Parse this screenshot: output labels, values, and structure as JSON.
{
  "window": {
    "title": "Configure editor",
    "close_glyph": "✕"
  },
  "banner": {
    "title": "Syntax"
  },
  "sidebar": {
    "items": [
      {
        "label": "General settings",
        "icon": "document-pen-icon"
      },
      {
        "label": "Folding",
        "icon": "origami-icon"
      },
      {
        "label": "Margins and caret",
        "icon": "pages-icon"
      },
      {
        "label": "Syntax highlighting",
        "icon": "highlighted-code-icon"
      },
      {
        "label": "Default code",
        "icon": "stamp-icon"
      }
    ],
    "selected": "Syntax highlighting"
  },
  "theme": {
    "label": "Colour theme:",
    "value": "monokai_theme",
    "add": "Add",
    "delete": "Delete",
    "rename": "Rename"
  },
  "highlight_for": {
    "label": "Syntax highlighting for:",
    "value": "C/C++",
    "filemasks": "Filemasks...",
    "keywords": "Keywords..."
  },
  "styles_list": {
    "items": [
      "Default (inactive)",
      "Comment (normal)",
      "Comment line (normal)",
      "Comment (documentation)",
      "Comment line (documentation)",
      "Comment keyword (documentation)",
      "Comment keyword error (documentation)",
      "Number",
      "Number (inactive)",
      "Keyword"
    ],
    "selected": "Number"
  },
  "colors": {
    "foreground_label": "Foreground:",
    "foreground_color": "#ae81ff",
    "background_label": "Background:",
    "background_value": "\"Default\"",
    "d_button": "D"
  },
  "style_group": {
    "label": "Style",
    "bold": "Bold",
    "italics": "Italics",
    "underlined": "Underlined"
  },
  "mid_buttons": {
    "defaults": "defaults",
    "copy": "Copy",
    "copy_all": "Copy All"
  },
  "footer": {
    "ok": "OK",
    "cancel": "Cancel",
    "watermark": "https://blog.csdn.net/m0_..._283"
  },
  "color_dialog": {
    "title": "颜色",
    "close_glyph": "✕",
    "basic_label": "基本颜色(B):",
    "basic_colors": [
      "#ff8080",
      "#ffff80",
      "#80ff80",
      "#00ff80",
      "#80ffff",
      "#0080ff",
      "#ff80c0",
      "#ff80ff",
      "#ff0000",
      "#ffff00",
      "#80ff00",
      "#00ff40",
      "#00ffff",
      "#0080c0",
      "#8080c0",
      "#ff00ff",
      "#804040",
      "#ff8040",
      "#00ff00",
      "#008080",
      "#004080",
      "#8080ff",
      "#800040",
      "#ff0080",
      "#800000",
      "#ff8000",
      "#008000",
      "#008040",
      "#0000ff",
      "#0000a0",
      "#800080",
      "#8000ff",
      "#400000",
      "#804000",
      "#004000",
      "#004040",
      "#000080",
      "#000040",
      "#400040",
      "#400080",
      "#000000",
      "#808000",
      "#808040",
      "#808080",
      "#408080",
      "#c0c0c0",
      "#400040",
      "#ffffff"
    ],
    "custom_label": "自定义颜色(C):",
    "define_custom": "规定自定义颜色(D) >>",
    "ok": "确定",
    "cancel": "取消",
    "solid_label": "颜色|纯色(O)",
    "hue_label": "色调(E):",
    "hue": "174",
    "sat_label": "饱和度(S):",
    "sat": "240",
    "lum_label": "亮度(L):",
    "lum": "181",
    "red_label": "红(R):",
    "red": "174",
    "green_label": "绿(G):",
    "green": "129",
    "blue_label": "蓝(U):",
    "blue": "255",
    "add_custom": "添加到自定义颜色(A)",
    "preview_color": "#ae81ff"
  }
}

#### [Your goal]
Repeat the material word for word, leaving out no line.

#### [Your response]
Parse this screenshot: output labels, values, and structure as JSON.
{
  "window": {
    "title": "Configure editor",
    "close_glyph": "✕"
  },
  "banner": {
    "title": "Syntax"
  },
  "sidebar": {
    "items": [
      {
        "label": "General settings",
        "icon": "document-pen-icon"
      },
      {
        "label": "Folding",
        "icon": "origami-icon"
      },
      {
        "label": "Margins and caret",
        "icon": "pages-icon"
      },
      {
        "label": "Syntax highlighting",
        "icon": "highlighted-code-icon"
      },
      {
        "label": "Default code",
        "icon": "stamp-icon"
      }
    ],
    "selected": "Syntax highlighting"
  },
  "theme": {
    "label": "Colour theme:",
    "value": "monokai_theme",
    "add": "Add",
    "delete": "Delete",
    "rename": "Rename"
  },
  "highlight_for": {
    "label": "Syntax highlighting for:",
    "value": "C/C++",
    "filemasks": "Filemasks...",
    "keywords": "Keywords..."
  },
  "styles_list": {
    "items": [
      "Default (inactive)",
      "Comment (normal)",
      "Comment line (normal)",
      "Comment (documentation)",
      "Comment line (documentation)",
      "Comment keyword (documentation)",
      "Comment keyword error (documentation)",
      "Number",
      "Number (inactive)",
      "Keyword"
    ],
    "selected": "Number"
  },
  "colors": {
    "foreground_label": "Foreground:",
    "foreground_color": "#ae81ff",
    "background_label": "Background:",
    "background_value": "\"Default\"",
    "d_button": "D"
  },
  "style_group": {
    "label": "Style",
    "bold": "Bold",
    "italics": "Italics",
    "underlined": "Underlined"
  },
  "mid_buttons": {
    "defaults": "defaults",
    "copy": "Copy",
    "copy_all": "Copy All"
  },
  "footer": {
    "ok": "OK",
    "cancel": "Cancel",
    "watermark": "https://blog.csdn.net/m0_..._283"
  },
  "color_dialog": {
    "title": "颜色",
    "close_glyph": "✕",
    "basic_label": "基本颜色(B):",
    "basic_colors": [
      "#ff8080",
      "#ffff80",
      "#80ff80",
      "#00ff80",
      "#80ffff",
      "#0080ff",
      "#ff80c0",
      "#ff80ff",
      "#ff0000",
      "#ffff00",
      "#80ff00",
      "#00ff40",
      "#00ffff",
      "#0080c0",
      "#8080c0",
      "#ff00ff",
      "#804040",
      "#ff8040",
      "#00ff00",
      "#008080",
      "#004080",
      "#8080ff",
      "#800040",
      "#ff0080",
      "#800000",
      "#ff8000",
      "#008000",
      "#008040",
      "#0000ff",
      "#0000a0",
      "#800080",
      "#8000ff",
      "#400000",
      "#804000",
      "#004000",
      "#004040",
      "#000080",
      "#000040",
      "#400040",
      "#400080",
      "#000000",
      "#808000",
      "#808040",
      "#808080",
      "#408080",
      "#c0c0c0",
      "#400040",
      "#ffffff"
    ],
    "custom_label": "自定义颜色(C):",
    "define_custom": "规定自定义颜色(D) >>",
    "ok": "确定",
    "cancel": "取消",
    "solid_label": "颜色|纯色(O)",
    "hue_label": "色调(E):",
    "hue": "174",
    "sat_label": "饱和度(S):",
    "sat": "240",
    "lum_label": "亮度(L):",
    "lum": "181",
    "red_label": "红(R):",
    "red": "174",
    "green_label": "绿(G):",
    "green": "129",
    "blue_label": "蓝(U):",
    "blue": "255",
    "add_custom": "添加到自定义颜色(A)",
    "preview_color": "#ae81ff"
  }
}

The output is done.